You’re pretty much over it. The novelty has worn off. Another Zoom meeting? You’re trying hard to stay positive, but your patience is wearing thin. Now something weird has happened. Those advertisements that worked at first now feel abrasive. You instantly categorize ads into two camps: 1) Commercial with high production value: “How many people did they get together to create this ad?” “That’s illegal, and dangerous!” “You’re trying to inspire me to stay home, but you didn’t stay home yourself.” Filming with a crew endangers someone’s grandma! 2) Commercial with low production value. Sourced cell phone video montaged together: “I’ve seen this one before.” “We get it, we’re all at home - even celebrities.” “I’ve had some good moments too.” You can relate a little bit, but the punch is gone. Low production value shows us why we need high production value.
So what does the future look like? Short answer: we don’t know. A couple weeks before the shutdown, we pitched on a commercial job, and won the project - which has since been put on hold until summer. As a director, to pitch successfully, I need to be able to feel what hasn’t been created yet strongly enough to convince everyone involved to bring that idea to life. I pitched an idea I had complete conviction in - it was emotional but grounded in just the right way. But then the world shut down, and we went through the stages I just described above. And here’s the thing: I think my own perception has shifted enough during this lockdown, that I need to re-enter the process to figure out whether I still have conviction about the idea. That’s a scary proposition.
Aside from themes and motifs that feel exhausted during the quarantine, the challenge we now face is to communicate winsomely to an audience who has experienced a seismic shift in the way they view and experience the world. Those who find success in this new landscape will be the ones who find a balance between creating within the legal boundaries, and understanding their audience, and what it is they need to hear (that they haven’t heard a thousand times already).
And so I need to go back to that idea we pitched and work it through. Re-imagine the idea with a new sense of what feels contrived or overdone. And if it doesn’t fly, I need to go back through the channels and communicate that conviction in a way that builds trust and keeps the belief in our ability to pull it off. We have a limited amount of time and bandwidth to create, and we want to use those resources to make things we are proud to stand beside.

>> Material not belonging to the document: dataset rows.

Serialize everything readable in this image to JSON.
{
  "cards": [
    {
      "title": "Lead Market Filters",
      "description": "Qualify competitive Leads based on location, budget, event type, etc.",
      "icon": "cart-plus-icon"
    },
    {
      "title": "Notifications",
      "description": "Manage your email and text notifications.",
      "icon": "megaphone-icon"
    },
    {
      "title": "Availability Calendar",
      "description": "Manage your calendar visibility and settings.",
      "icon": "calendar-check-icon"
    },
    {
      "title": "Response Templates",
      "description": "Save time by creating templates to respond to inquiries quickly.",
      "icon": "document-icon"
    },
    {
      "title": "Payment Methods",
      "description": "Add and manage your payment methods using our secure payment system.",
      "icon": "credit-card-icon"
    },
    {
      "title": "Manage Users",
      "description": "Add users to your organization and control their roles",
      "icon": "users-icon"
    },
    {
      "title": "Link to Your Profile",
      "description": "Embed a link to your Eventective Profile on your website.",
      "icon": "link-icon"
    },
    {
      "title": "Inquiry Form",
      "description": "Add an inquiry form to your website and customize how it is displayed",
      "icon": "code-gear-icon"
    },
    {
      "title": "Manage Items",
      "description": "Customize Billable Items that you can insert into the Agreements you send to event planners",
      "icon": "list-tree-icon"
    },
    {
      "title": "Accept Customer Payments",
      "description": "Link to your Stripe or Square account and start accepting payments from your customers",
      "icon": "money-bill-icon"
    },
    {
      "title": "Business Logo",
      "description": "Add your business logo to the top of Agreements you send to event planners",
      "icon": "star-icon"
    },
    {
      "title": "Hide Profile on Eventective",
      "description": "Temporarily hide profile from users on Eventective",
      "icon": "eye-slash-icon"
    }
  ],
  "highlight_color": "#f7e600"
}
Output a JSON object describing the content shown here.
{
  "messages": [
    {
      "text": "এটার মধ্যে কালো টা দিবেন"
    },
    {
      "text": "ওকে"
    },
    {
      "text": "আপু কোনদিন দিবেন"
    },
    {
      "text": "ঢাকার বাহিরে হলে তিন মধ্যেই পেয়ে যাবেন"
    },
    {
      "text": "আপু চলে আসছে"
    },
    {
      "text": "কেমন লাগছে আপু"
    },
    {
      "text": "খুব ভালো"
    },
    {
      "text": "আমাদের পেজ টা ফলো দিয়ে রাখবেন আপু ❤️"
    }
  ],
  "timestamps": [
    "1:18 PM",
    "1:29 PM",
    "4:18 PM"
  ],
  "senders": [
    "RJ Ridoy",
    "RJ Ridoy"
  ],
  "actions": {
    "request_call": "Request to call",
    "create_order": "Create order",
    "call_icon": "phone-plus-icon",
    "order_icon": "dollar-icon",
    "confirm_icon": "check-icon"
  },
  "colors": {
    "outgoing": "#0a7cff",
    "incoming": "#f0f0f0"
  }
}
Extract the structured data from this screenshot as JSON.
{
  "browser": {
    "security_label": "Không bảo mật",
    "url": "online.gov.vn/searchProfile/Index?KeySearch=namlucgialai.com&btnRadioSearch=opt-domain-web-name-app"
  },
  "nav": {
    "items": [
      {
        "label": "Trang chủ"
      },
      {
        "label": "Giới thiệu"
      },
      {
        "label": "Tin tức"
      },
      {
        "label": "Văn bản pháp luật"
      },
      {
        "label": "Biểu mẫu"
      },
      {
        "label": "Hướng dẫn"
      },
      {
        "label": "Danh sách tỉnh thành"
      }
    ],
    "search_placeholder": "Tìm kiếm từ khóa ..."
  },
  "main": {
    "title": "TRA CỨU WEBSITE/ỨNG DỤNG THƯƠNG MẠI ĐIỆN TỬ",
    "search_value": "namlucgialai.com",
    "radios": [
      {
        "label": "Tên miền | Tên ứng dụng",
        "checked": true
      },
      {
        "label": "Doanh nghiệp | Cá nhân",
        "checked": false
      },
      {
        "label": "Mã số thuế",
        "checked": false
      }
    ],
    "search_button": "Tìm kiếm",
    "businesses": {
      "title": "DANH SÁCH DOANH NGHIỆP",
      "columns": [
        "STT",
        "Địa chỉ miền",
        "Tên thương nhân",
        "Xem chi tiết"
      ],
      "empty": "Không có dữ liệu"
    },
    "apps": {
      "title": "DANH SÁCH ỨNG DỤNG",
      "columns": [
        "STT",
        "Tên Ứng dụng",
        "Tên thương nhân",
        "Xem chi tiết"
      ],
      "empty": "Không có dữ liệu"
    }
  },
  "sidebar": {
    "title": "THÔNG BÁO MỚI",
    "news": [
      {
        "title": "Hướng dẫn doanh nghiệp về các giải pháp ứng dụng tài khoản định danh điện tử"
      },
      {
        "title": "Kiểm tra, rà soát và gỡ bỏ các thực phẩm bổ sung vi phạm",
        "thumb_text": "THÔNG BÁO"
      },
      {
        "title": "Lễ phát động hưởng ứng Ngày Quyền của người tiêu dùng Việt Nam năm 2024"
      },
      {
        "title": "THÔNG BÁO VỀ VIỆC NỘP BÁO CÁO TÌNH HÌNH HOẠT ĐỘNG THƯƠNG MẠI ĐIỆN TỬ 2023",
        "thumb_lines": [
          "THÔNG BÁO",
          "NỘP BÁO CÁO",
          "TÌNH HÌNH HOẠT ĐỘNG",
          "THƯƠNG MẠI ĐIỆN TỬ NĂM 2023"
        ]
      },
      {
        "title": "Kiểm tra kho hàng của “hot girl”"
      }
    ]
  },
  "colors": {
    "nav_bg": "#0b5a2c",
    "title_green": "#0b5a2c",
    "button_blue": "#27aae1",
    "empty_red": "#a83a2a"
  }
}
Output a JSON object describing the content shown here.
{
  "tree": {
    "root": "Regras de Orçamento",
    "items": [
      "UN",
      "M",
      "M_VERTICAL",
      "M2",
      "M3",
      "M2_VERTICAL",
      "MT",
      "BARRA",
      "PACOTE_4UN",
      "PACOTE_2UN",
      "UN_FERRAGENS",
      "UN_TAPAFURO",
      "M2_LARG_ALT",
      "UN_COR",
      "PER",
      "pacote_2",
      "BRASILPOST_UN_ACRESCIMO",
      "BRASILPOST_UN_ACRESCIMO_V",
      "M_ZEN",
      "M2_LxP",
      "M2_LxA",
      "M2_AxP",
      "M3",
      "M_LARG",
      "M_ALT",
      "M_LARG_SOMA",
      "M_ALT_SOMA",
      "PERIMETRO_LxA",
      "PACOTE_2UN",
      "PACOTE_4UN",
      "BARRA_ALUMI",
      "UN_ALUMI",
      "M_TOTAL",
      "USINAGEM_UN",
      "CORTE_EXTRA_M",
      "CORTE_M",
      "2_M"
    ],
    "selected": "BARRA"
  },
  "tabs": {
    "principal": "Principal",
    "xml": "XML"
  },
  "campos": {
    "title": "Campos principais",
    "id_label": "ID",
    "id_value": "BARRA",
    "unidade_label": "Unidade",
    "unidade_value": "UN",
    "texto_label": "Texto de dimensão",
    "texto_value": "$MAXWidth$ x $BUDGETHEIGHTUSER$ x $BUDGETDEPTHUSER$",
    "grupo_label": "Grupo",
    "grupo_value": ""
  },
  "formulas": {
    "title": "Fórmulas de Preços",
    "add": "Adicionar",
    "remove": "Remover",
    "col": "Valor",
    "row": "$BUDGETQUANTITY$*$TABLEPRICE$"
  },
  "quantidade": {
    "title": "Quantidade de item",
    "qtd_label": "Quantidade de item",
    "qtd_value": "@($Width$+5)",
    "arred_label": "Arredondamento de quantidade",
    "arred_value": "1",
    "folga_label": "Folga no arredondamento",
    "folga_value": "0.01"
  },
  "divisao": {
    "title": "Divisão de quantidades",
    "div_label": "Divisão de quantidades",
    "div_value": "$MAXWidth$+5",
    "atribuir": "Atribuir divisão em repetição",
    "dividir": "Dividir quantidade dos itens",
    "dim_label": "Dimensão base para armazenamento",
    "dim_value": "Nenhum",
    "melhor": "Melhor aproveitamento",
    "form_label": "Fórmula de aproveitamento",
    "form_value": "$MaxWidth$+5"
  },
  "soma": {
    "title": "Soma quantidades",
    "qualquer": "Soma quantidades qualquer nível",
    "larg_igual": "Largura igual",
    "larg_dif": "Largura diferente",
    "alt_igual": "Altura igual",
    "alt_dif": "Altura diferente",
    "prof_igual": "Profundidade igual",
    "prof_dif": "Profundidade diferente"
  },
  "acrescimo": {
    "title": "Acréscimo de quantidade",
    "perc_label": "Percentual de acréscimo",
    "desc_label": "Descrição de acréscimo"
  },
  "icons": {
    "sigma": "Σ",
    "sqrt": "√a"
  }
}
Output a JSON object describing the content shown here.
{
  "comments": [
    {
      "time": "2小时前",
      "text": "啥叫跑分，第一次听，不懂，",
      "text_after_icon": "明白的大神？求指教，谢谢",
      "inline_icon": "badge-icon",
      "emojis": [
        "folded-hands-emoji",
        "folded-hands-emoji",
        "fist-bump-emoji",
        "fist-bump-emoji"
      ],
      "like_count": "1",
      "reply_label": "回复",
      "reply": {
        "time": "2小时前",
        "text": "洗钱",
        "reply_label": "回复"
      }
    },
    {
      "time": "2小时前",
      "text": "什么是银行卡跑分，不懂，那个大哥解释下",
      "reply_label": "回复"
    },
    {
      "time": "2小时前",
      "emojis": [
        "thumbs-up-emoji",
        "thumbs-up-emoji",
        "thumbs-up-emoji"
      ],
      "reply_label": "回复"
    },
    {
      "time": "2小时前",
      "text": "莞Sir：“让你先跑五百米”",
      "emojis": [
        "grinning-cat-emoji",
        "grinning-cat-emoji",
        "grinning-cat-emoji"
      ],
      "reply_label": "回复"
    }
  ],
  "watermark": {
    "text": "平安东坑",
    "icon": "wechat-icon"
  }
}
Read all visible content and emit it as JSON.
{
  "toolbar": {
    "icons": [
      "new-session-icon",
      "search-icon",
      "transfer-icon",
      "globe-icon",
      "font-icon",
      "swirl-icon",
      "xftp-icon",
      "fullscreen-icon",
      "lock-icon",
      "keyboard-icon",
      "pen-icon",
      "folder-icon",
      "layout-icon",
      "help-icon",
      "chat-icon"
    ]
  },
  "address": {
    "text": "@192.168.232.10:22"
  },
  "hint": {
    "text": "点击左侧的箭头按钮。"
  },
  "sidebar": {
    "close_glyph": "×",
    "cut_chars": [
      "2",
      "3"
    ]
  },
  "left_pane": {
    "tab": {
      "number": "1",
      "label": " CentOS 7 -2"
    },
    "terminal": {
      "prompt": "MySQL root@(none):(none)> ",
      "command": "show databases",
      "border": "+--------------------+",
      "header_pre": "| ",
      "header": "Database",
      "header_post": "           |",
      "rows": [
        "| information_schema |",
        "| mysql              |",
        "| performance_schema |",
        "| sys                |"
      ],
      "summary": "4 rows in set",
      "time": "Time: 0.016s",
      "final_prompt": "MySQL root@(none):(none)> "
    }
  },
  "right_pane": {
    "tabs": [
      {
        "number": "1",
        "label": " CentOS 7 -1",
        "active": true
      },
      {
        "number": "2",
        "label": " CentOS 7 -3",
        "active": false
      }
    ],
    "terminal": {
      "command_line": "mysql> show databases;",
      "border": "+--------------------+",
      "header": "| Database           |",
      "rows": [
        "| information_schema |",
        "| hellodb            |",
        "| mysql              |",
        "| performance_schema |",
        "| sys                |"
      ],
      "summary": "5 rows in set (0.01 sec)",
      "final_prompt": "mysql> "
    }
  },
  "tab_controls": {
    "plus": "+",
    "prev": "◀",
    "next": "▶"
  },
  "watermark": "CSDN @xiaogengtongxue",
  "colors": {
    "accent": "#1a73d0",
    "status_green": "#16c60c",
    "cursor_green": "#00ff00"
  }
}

Personally, I’m looking forward to a day soon when a director, production company, or business totally blows me away with an ad that I didn’t see coming. We’re challenging ourselves to think beyond the obvious. We would love to be on the leading edge of the movement toward the future of visual storytelling. How about you? Have you experienced this shift in thinking about advertising or your own creative ideas? Do you feel fatigue? We’d love to hear about your experience and shifting attitudes toward advertising media.